Rahul Bajaj, Chairman Bajaj Auto
Bajaj Auto’s performance in fiscal 2018 could have been much better had it not been for declining motorcycle sales in the domestic market, chairman Rahul Bajaj
wrote in a letter to shareholders in the company’s 11th annual report.
“This was not on account of the market as a whole, nor due to an overall lack of demand for all types and makes of motorcycles. Indeed, fiscal 2018 saw domestic sales of motorcycles grow by 13.7 per cent in volume,” wrote Bajaj, while expressing his concern.
However, the company continued doing well in the entry-level segment with its CT 100, Platina, and Discover 100 and 110, as well as in the sports and ‘super-sports’ segments with its Pulsars, Avengers, the Dominar 400 and the KTMs.
“We could not perform adequately in the large ‘commuter’ segment and sold less than what was expected,” he wrote, adding that “hopefully, this gap will be taken care of in the next couple of years through existing and new products”.
Bajaj’s remarks come amid the company’s steadily declining market share and ceding ground to Hero MotoCorp
Honda, the third player, was only a few thousand units behind Pune-headquartered Bajaj Auto
last year. In a year when most motorcycle makers saw sales and market share grow as compared to the last, Pulsar and Discover maker’s share in the segment declined to 15.65 per cent from 18.04 per cent, the lowest in several years. Its volumes also dipped 1.3 per cent to 1,974,577 units from a year ago. The 13 per cent growth in the overall domestic sales was the fastest in seven years.
As part of the plan to strengthen its presence in the commuter segment, which accounts for bulk of the total market, Bajaj will introduce more attractive models and sub-models to compete at the lower end of the price chain in the commuter segment.

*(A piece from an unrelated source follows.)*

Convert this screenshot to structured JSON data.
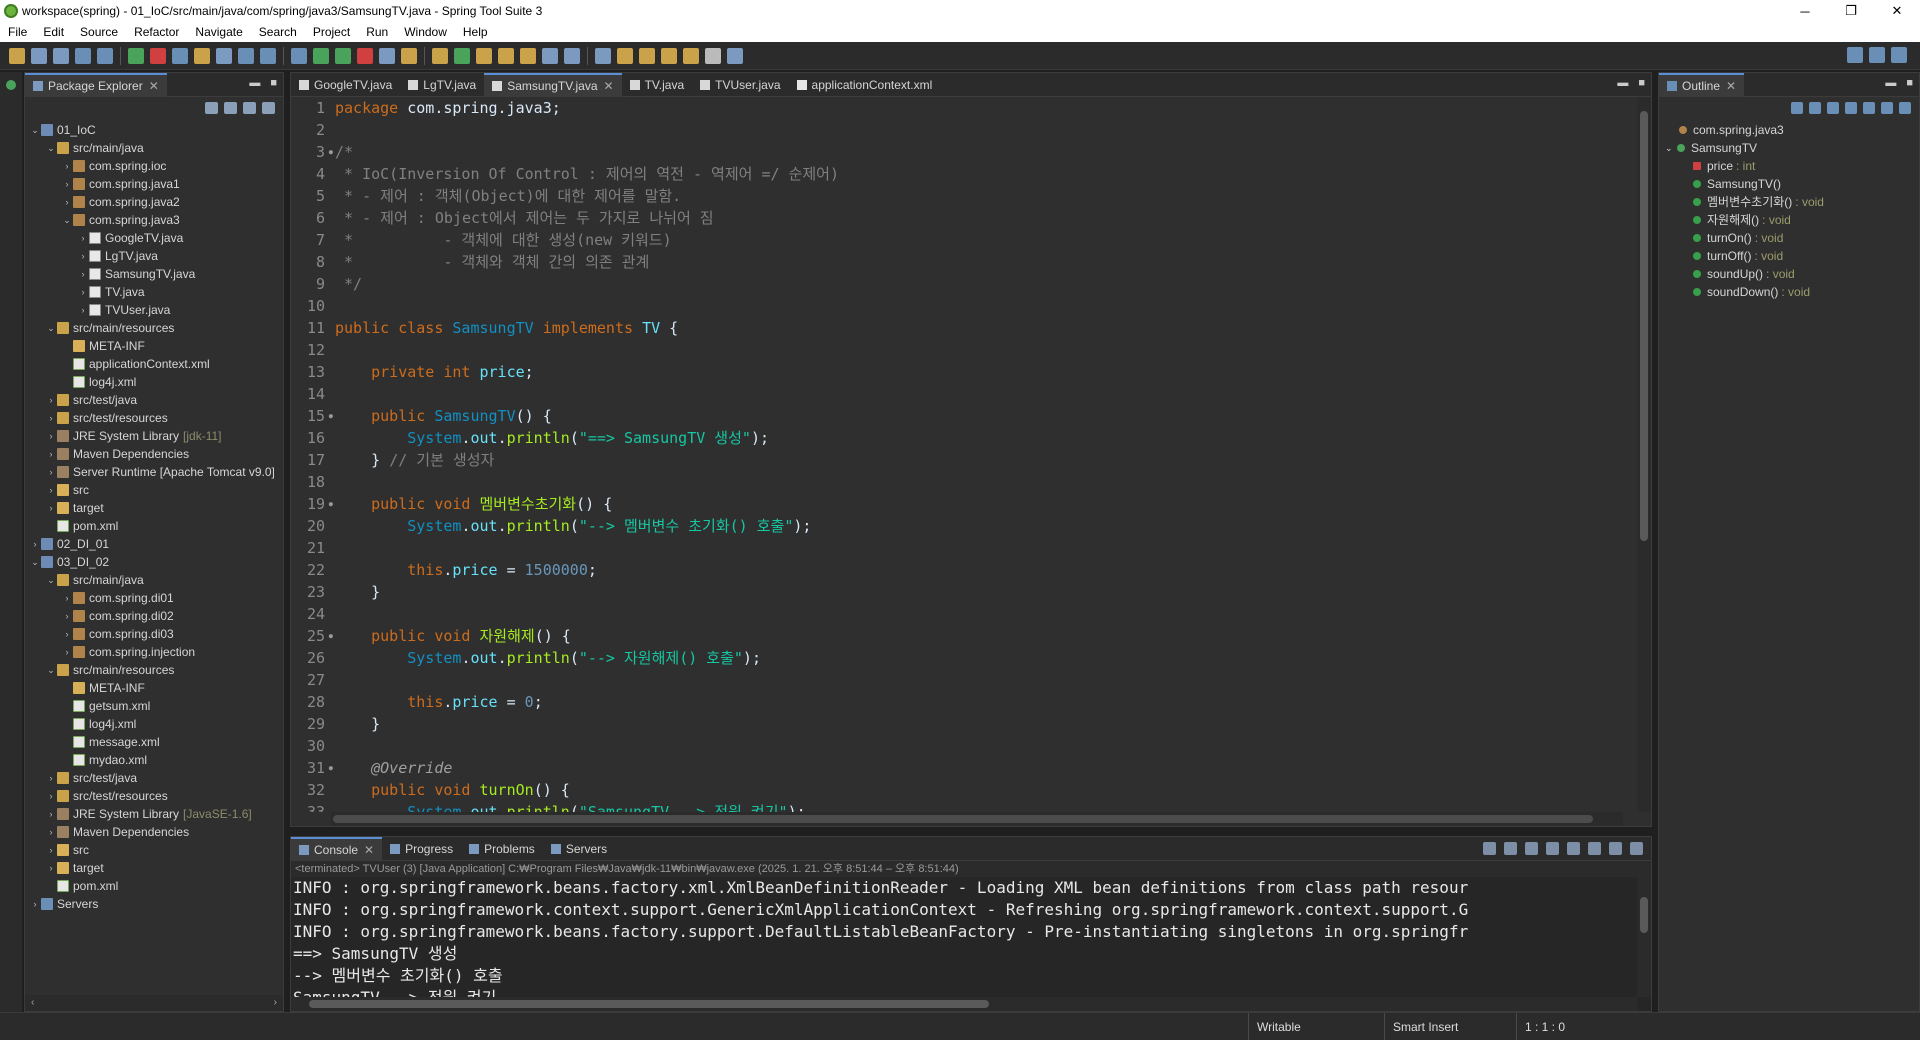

Simultaneously, it will leverage the popularity of the Pulsar brand to focus on the top end as well. “It is clear that a ‘breakout’ moment has arrived for the company and it will compete as never before in this large segment,” the company said. Meanwhile, Bajaj expressed satisfaction over company’s exports performance and three-wheeler business, particularly in the goods carrier space, where it is a relatively new entrant.
Motorcycle exports grew 14.5 per cent to 1.39 million, while commercial vehicle exports increased by 39 per cent to over 267,000 units. In FY18, exports fetched $1.36 billion in revenues, up by over 25 per cent from last year.